Saved entries:

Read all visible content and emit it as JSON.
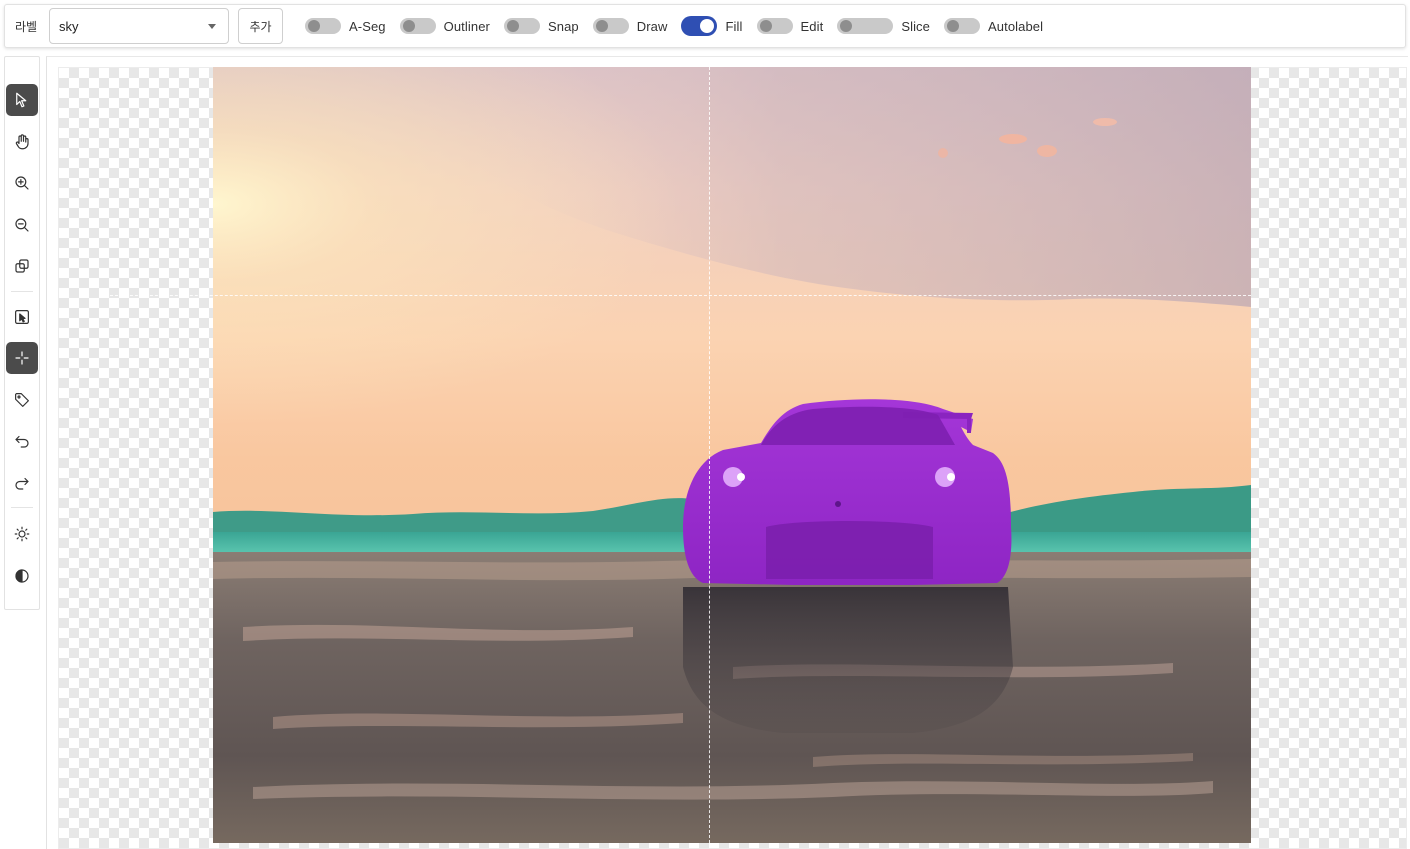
{
  "toolbar": {
    "label_caption": "라벨",
    "label_select": {
      "value": "sky"
    },
    "add_button": "추가",
    "toggles": [
      {
        "label": "A-Seg",
        "on": false
      },
      {
        "label": "Outliner",
        "on": false
      },
      {
        "label": "Snap",
        "on": false
      },
      {
        "label": "Draw",
        "on": false
      },
      {
        "label": "Fill",
        "on": true
      },
      {
        "label": "Edit",
        "on": false
      },
      {
        "label": "Slice",
        "on": false
      },
      {
        "label": "Autolabel",
        "on": false
      }
    ],
    "accent_color": "#2f4fb3"
  },
  "tools": [
    {
      "icon": "pointer-icon",
      "active": true
    },
    {
      "icon": "hand-icon",
      "active": false
    },
    {
      "icon": "zoom-in-icon",
      "active": false
    },
    {
      "icon": "zoom-out-icon",
      "active": false
    },
    {
      "icon": "copy-icon",
      "active": false
    },
    {
      "icon": "select-box-icon",
      "active": false
    },
    {
      "icon": "crosshair-icon",
      "active": true
    },
    {
      "icon": "tag-icon",
      "active": false
    },
    {
      "icon": "undo-icon",
      "active": false
    },
    {
      "icon": "redo-icon",
      "active": false
    },
    {
      "icon": "brightness-icon",
      "active": false
    },
    {
      "icon": "contrast-icon",
      "active": false
    }
  ],
  "canvas": {
    "segmentation_color": "#9a2fd6"
  }
}
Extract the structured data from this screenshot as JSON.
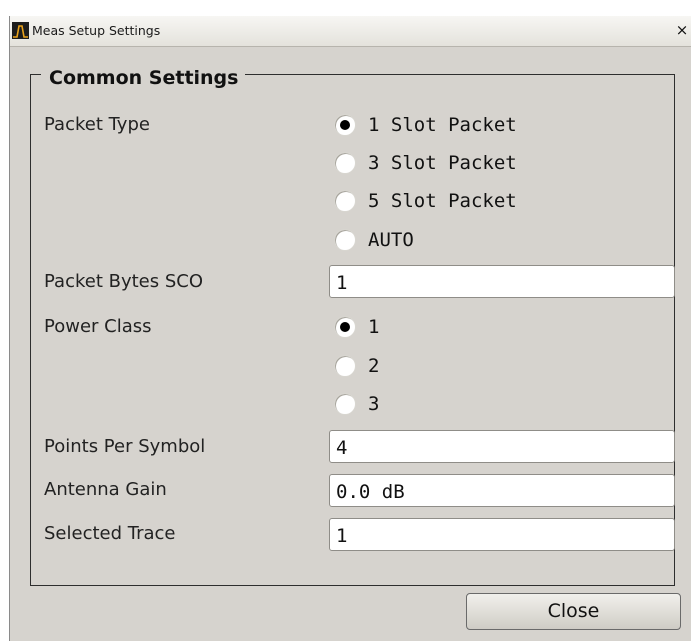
{
  "window": {
    "title": "Meas Setup Settings",
    "close_glyph": "×",
    "app_icon": "spectrum-icon"
  },
  "group": {
    "title": "Common Settings"
  },
  "packet_type": {
    "label": "Packet Type",
    "options": [
      "1 Slot Packet",
      "3 Slot Packet",
      "5 Slot Packet",
      "AUTO"
    ],
    "selected": "1 Slot Packet"
  },
  "packet_bytes_sco": {
    "label": "Packet Bytes SCO",
    "value": "1"
  },
  "power_class": {
    "label": "Power Class",
    "options": [
      "1",
      "2",
      "3"
    ],
    "selected": "1"
  },
  "points_per_symbol": {
    "label": "Points Per Symbol",
    "value": "4"
  },
  "antenna_gain": {
    "label": "Antenna Gain",
    "value": "0.0 dB"
  },
  "selected_trace": {
    "label": "Selected Trace",
    "value": "1"
  },
  "buttons": {
    "close_label": "Close"
  }
}
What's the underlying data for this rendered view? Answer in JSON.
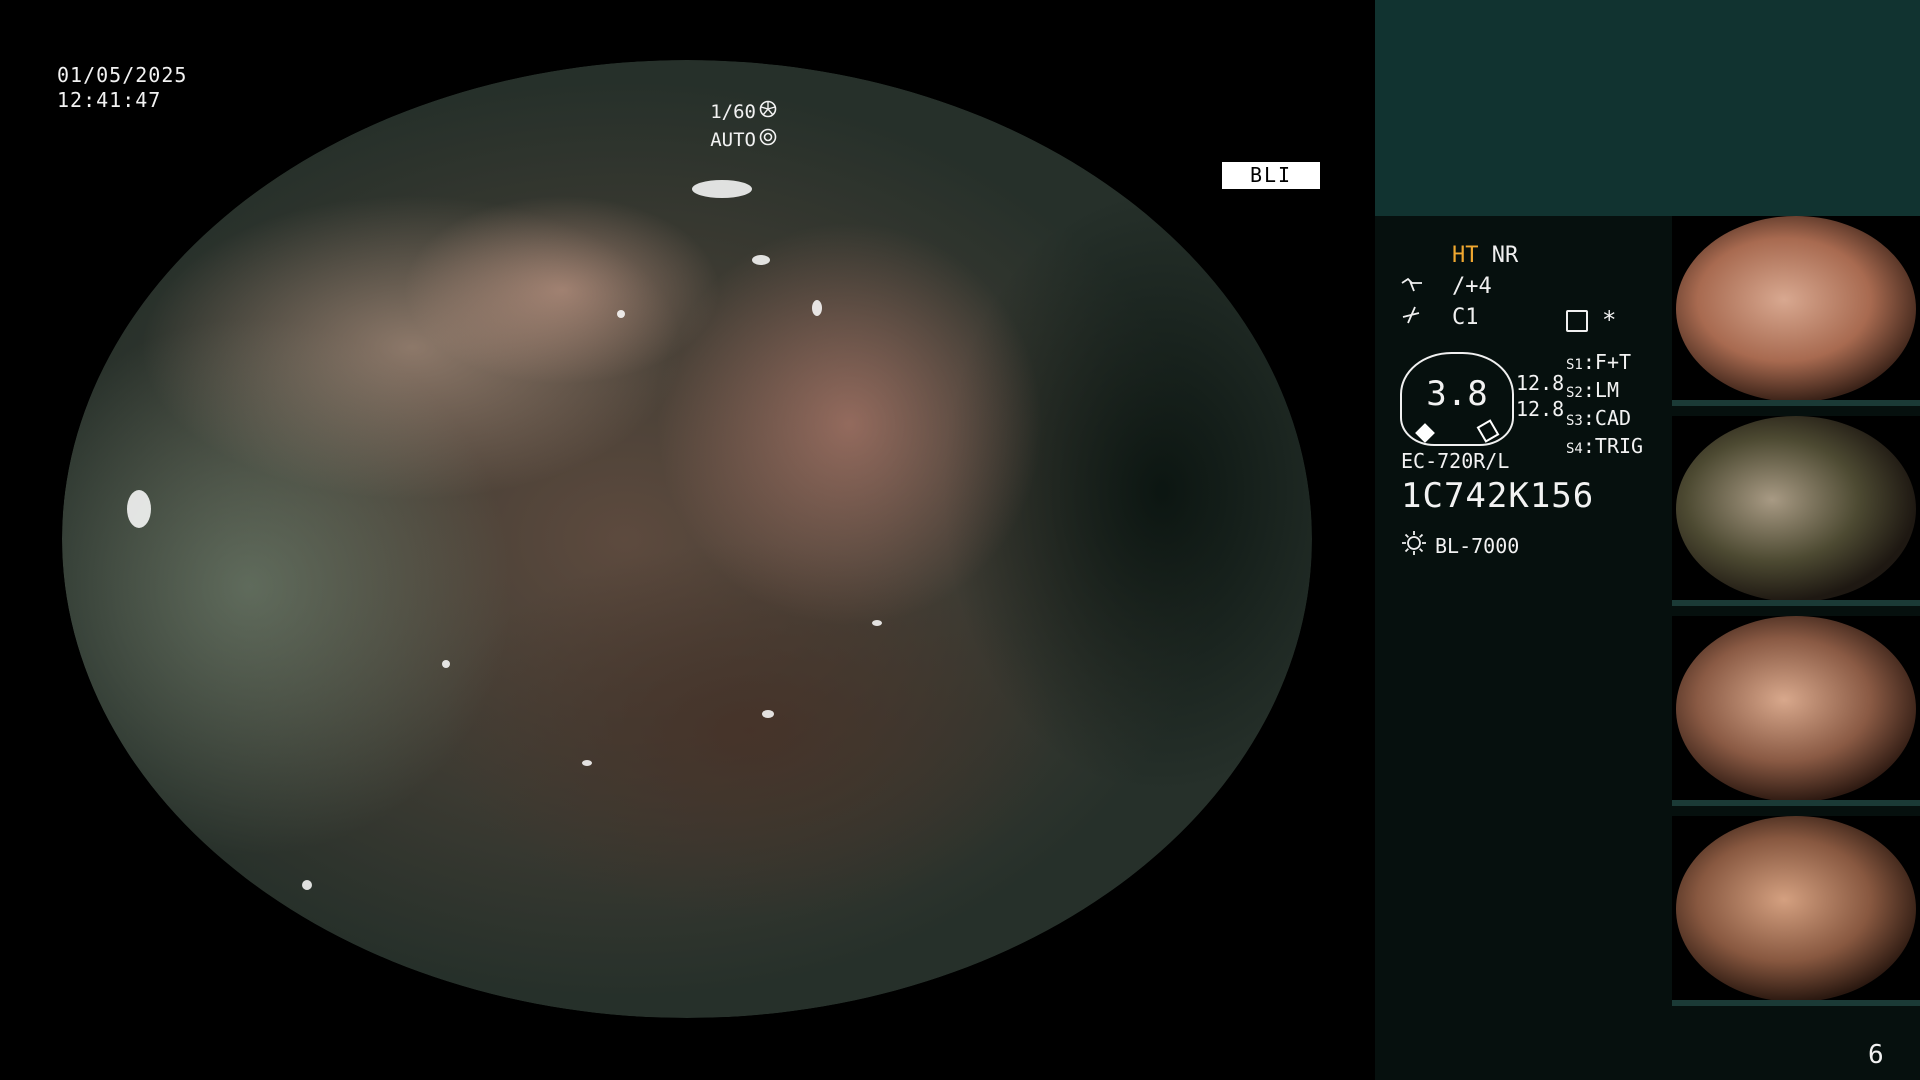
{
  "overlay": {
    "date": "01/05/2025",
    "time": "12:41:47",
    "shutter": "1/60",
    "iris": "AUTO",
    "mode_badge": "BLI"
  },
  "panel": {
    "ht_label": "HT",
    "nr_label": "NR",
    "enhancement": "/+4",
    "color": "C1",
    "star": "*",
    "dial_value": "3.8",
    "dial_side_values": [
      "12.8",
      "12.8"
    ],
    "switches": [
      {
        "key": "S1",
        "value": "F+T"
      },
      {
        "key": "S2",
        "value": "LM"
      },
      {
        "key": "S3",
        "value": "CAD"
      },
      {
        "key": "S4",
        "value": "TRIG"
      }
    ],
    "scope_model": "EC-720R/L",
    "scope_serial": "1C742K156",
    "light_source": "BL-7000",
    "page_number": "6"
  },
  "icons": {
    "shutter": "aperture-icon",
    "iris": "iris-icon",
    "structure": "structure-enhancement-icon",
    "color": "color-enhancement-icon",
    "settings": "menu-settings-icon",
    "light": "light-source-icon"
  },
  "colors": {
    "panel_bg": "#06100e",
    "panel_top_bg": "#113330",
    "ht_accent": "#f0a830"
  }
}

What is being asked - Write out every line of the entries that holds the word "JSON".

Your response -
Read all visible content and emit it as JSON.
Extract the structured data from this screenshot as JSON.
What's the underlying data for this rendered view? Answer in JSON.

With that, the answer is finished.